▶ _TASK DETAILS_
Your response should match the records line for line.

▶ _RECORDED INFORMATION_
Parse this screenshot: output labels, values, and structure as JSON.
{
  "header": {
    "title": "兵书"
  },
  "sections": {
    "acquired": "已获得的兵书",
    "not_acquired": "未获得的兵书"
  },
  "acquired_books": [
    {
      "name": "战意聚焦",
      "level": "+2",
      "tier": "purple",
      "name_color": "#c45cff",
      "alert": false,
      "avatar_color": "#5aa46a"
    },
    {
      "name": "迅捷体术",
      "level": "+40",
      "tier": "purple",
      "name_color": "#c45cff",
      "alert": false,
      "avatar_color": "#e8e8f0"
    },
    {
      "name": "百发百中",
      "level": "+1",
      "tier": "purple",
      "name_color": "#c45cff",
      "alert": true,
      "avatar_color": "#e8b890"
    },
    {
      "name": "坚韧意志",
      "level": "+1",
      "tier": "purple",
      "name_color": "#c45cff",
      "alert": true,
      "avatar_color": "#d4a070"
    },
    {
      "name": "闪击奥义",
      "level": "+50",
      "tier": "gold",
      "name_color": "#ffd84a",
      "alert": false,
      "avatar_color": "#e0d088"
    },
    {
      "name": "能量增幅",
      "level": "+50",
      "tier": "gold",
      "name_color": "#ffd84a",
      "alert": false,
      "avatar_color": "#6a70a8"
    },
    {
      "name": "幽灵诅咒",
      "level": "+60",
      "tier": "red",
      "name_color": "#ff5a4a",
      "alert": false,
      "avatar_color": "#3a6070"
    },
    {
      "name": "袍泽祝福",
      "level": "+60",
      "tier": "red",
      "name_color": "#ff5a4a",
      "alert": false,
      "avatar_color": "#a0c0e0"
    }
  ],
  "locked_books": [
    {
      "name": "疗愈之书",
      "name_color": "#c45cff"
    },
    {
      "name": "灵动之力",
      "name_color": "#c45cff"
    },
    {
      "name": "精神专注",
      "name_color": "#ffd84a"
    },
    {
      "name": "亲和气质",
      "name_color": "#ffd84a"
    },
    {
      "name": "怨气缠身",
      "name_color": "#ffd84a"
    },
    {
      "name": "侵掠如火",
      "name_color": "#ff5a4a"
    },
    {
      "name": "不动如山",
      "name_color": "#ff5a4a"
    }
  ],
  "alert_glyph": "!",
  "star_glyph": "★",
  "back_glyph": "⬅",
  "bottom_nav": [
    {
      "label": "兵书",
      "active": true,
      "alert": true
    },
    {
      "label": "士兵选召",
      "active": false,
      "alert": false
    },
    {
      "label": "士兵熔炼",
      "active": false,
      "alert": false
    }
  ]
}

▶ _SOLUTION TO THE PROBLEM_
Parse this screenshot: output labels, values, and structure as JSON.
{
  "header": {
    "title": "兵书"
  },
  "sections": {
    "acquired": "已获得的兵书",
    "not_acquired": "未获得的兵书"
  },
  "acquired_books": [
    {
      "name": "战意聚焦",
      "level": "+2",
      "tier": "purple",
      "name_color": "#c45cff",
      "alert": false,
      "avatar_color": "#5aa46a"
    },
    {
      "name": "迅捷体术",
      "level": "+40",
      "tier": "purple",
      "name_color": "#c45cff",
      "alert": false,
      "avatar_color": "#e8e8f0"
    },
    {
      "name": "百发百中",
      "level": "+1",
      "tier": "purple",
      "name_color": "#c45cff",
      "alert": true,
      "avatar_color": "#e8b890"
    },
    {
      "name": "坚韧意志",
      "level": "+1",
      "tier": "purple",
      "name_color": "#c45cff",
      "alert": true,
      "avatar_color": "#d4a070"
    },
    {
      "name": "闪击奥义",
      "level": "+50",
      "tier": "gold",
      "name_color": "#ffd84a",
      "alert": false,
      "avatar_color": "#e0d088"
    },
    {
      "name": "能量增幅",
      "level": "+50",
      "tier": "gold",
      "name_color": "#ffd84a",
      "alert": false,
      "avatar_color": "#6a70a8"
    },
    {
      "name": "幽灵诅咒",
      "level": "+60",
      "tier": "red",
      "name_color": "#ff5a4a",
      "alert": false,
      "avatar_color": "#3a6070"
    },
    {
      "name": "袍泽祝福",
      "level": "+60",
      "tier": "red",
      "name_color": "#ff5a4a",
      "alert": false,
      "avatar_color": "#a0c0e0"
    }
  ],
  "locked_books": [
    {
      "name": "疗愈之书",
      "name_color": "#c45cff"
    },
    {
      "name": "灵动之力",
      "name_color": "#c45cff"
    },
    {
      "name": "精神专注",
      "name_color": "#ffd84a"
    },
    {
      "name": "亲和气质",
      "name_color": "#ffd84a"
    },
    {
      "name": "怨气缠身",
      "name_color": "#ffd84a"
    },
    {
      "name": "侵掠如火",
      "name_color": "#ff5a4a"
    },
    {
      "name": "不动如山",
      "name_color": "#ff5a4a"
    }
  ],
  "alert_glyph": "!",
  "star_glyph": "★",
  "back_glyph": "⬅",
  "bottom_nav": [
    {
      "label": "兵书",
      "active": true,
      "alert": true
    },
    {
      "label": "士兵选召",
      "active": false,
      "alert": false
    },
    {
      "label": "士兵熔炼",
      "active": false,
      "alert": false
    }
  ]
}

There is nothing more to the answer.